■ Required action: Since the pictures are not wanted, retype the listing below exactly and without them.

**** Data extracts

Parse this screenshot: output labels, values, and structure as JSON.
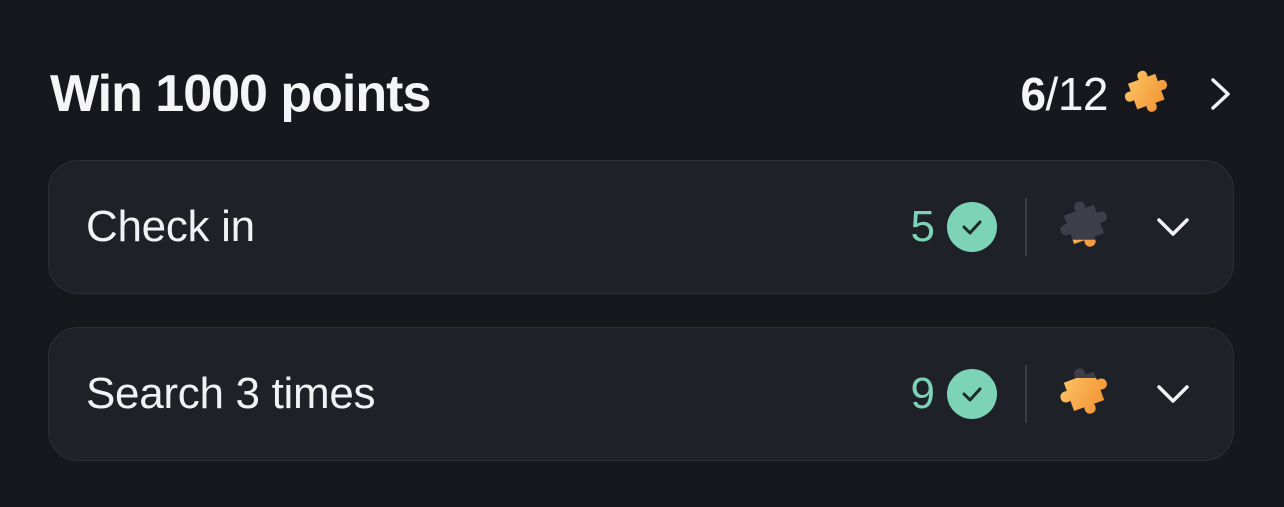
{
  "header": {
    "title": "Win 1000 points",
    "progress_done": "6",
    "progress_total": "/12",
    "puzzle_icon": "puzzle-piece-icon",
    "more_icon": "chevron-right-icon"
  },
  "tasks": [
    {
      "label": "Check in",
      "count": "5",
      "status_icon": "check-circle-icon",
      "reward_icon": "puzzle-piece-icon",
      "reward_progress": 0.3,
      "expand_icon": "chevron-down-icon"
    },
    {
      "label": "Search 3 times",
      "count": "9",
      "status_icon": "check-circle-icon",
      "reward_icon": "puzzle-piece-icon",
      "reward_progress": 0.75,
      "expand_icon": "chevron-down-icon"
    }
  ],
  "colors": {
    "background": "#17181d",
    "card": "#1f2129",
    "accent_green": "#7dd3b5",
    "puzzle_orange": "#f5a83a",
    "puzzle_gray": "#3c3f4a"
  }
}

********

■ Solution to the exercise:
Parse this screenshot: output labels, values, and structure as JSON.
{
  "header": {
    "title": "Win 1000 points",
    "progress_done": "6",
    "progress_total": "/12",
    "puzzle_icon": "puzzle-piece-icon",
    "more_icon": "chevron-right-icon"
  },
  "tasks": [
    {
      "label": "Check in",
      "count": "5",
      "status_icon": "check-circle-icon",
      "reward_icon": "puzzle-piece-icon",
      "reward_progress": 0.3,
      "expand_icon": "chevron-down-icon"
    },
    {
      "label": "Search 3 times",
      "count": "9",
      "status_icon": "check-circle-icon",
      "reward_icon": "puzzle-piece-icon",
      "reward_progress": 0.75,
      "expand_icon": "chevron-down-icon"
    }
  ],
  "colors": {
    "background": "#17181d",
    "card": "#1f2129",
    "accent_green": "#7dd3b5",
    "puzzle_orange": "#f5a83a",
    "puzzle_gray": "#3c3f4a"
  }
}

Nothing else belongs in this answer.